Continued federal ownership of the Coldwater Spring/Bureau of Mines property–on a short-term basis–is a reasonable outcome of the current Department of Interior environmental review process, one that many who disagree on other issues may agree upon, even though they will … Continue reading →
In case anyone has not yet noticed, there is a massive pdf document now online containing summaries of all the “substantive” comments received by the National Park Service/Department of Interior relating to the draft Environmental Impact Statement released in the … Continue reading →
One hundred and forty six years after most of the Dakota were exiled from Minnesota, reclaiming Minnesota–Mini Sota Makoce, the Dakota homeland–is a goal of many Dakota people, even those who disagree on particular goals and tactics. Some are doing it … Continue reading →

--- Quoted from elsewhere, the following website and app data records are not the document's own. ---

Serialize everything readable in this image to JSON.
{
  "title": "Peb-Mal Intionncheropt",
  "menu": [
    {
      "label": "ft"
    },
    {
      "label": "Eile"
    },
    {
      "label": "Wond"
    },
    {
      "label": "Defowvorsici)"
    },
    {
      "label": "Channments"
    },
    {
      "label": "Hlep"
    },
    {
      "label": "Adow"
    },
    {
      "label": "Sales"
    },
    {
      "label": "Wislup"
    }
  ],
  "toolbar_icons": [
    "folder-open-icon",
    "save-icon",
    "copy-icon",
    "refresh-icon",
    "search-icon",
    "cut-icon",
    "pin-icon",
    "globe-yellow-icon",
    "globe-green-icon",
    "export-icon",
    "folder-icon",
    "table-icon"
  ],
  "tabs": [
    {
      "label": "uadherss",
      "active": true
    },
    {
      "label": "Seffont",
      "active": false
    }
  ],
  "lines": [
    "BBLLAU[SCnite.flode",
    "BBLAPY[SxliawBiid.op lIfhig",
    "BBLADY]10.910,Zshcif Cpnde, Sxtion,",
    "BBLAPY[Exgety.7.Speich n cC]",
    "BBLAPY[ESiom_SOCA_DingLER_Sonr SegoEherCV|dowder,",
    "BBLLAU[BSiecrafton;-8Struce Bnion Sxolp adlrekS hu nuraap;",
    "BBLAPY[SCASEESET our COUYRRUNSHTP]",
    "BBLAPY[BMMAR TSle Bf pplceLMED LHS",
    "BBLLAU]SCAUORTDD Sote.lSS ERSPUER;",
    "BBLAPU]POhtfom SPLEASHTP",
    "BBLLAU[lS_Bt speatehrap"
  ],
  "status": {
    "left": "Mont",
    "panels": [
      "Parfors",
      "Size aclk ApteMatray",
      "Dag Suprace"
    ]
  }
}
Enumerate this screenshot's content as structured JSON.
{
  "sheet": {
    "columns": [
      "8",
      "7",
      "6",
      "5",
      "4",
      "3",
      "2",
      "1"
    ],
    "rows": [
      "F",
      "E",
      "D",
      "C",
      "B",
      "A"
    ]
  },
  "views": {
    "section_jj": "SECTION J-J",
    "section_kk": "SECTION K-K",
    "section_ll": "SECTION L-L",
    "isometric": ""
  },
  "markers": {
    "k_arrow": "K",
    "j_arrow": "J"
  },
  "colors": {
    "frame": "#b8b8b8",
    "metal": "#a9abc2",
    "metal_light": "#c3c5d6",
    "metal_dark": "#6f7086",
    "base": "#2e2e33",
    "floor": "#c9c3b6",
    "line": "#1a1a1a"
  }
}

Here are two more videos of the Coldwater/Bureau of Mines open house on February 23, 2009 A very short video of Ernie Peters, the brother of Sheldon Peters Wolfchild, speaking of giving the National Park Service a second chance to … Continue reading →
Someday the fact of there being two classes of Dakota people in Minnesota, the very, very rich and all the others, may finally be addressed. But, even if the income inequality among Dakota is not remedied, the conclusions drawn by … Continue reading →
A lot of the interesting discussions going on these days about what should happen to the Coldwater/Bureau of Mines property are taking place in widely-distributed, semi-public emails. To insure that the discussion gets wider airing and to make sure that … Continue reading →
Here are some videos of the National Park Service open house about the Bureau of Mines property taken at the event on February 23, 2009, from 5 to 9 PM. The event started a 30-day comment period about changes to property around Coldwater Spring, as discussed here before. Early on at this event, Waziyatawin and her supporters hung banners around the room at the VA Medical Center near Fort Snelling. Although as planned by the National Park Service the event was not supposed to have any public speakers, shortly after 6:00 PM that evening, Waziyatawin stood on a chair and began speaking of the importance of giving the property back to the Dakota people. Following her a number of other speakers addressed the crowd, some standing on the chair, others simply standing near the wall. Not all of the speakers were recorded or recorded completely, as far as we know. Also, there were some speakers whose names we did not get. What follows are links to five videos on YouTube. If we find more videos we will put links on here later. The videos here vary in quality although on my computer the sound is ok, so you can hear most of what was said. If you click on the images below you can watch the videos without leaving this site. Otherwise you can watch them at YouTube.
Part 1: Waziyatawin and her daughter Wicanhpi Iyotan Win or Autumn speaking at the Bureau of Mines Open House about Coldwater Spring, February 23, 2009
Parts 2-4: The speech given by Sheldon Peters Wolfchild on the importance of Coldwater Spring and the wider area of Taku Wakan Tipi to Mdewakanton Dakota and to the Lower Sioux Indian Community. It is divided into three parts.
Part 5: Scott DeMuth speaking of the return of the 27 acres of land at the Bureau of Mines to the Dakota people.
On March 10, the U.S. Court of Appeals in Washington, D.C., issued a decision (available here in pdf form) in the Wolfchild lawsuit concerning the lands purchased by the federal government for the benefit of the Mdewakanton Dakota who were living … Continue reading →
According to the National Park Service, Mississippi National River and Recreation Area (MNRRA), in St. Paul, there is no Dakota name for the place the Dakota call Mni Sni or Mni Owe Sni. This is one of many things the … Continue reading →
What does the National Park Service know about Coldwater Spring and what does it not know? Important decisions by public agencies should be made based on complete and accurate information. If the Park Service and the Department of Interior lack … Continue reading →